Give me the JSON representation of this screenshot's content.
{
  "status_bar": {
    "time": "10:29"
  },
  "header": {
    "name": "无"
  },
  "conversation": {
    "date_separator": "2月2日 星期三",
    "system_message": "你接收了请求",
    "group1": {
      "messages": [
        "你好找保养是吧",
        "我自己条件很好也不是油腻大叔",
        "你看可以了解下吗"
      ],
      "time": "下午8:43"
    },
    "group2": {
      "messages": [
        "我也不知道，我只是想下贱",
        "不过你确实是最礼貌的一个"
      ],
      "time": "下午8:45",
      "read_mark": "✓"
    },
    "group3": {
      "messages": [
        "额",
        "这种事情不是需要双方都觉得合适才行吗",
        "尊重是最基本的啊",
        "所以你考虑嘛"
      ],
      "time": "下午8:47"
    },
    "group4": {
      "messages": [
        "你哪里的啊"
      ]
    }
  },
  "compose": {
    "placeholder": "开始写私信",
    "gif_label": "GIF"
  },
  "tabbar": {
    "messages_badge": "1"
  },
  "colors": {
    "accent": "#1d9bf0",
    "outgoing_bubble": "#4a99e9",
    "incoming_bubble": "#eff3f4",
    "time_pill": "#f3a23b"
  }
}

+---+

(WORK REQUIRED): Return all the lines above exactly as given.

(RESPONSE BELOW):
Give me the JSON representation of this screenshot's content.
{
  "status_bar": {
    "time": "10:29"
  },
  "header": {
    "name": "无"
  },
  "conversation": {
    "date_separator": "2月2日 星期三",
    "system_message": "你接收了请求",
    "group1": {
      "messages": [
        "你好找保养是吧",
        "我自己条件很好也不是油腻大叔",
        "你看可以了解下吗"
      ],
      "time": "下午8:43"
    },
    "group2": {
      "messages": [
        "我也不知道，我只是想下贱",
        "不过你确实是最礼貌的一个"
      ],
      "time": "下午8:45",
      "read_mark": "✓"
    },
    "group3": {
      "messages": [
        "额",
        "这种事情不是需要双方都觉得合适才行吗",
        "尊重是最基本的啊",
        "所以你考虑嘛"
      ],
      "time": "下午8:47"
    },
    "group4": {
      "messages": [
        "你哪里的啊"
      ]
    }
  },
  "compose": {
    "placeholder": "开始写私信",
    "gif_label": "GIF"
  },
  "tabbar": {
    "messages_badge": "1"
  },
  "colors": {
    "accent": "#1d9bf0",
    "outgoing_bubble": "#4a99e9",
    "incoming_bubble": "#eff3f4",
    "time_pill": "#f3a23b"
  }
}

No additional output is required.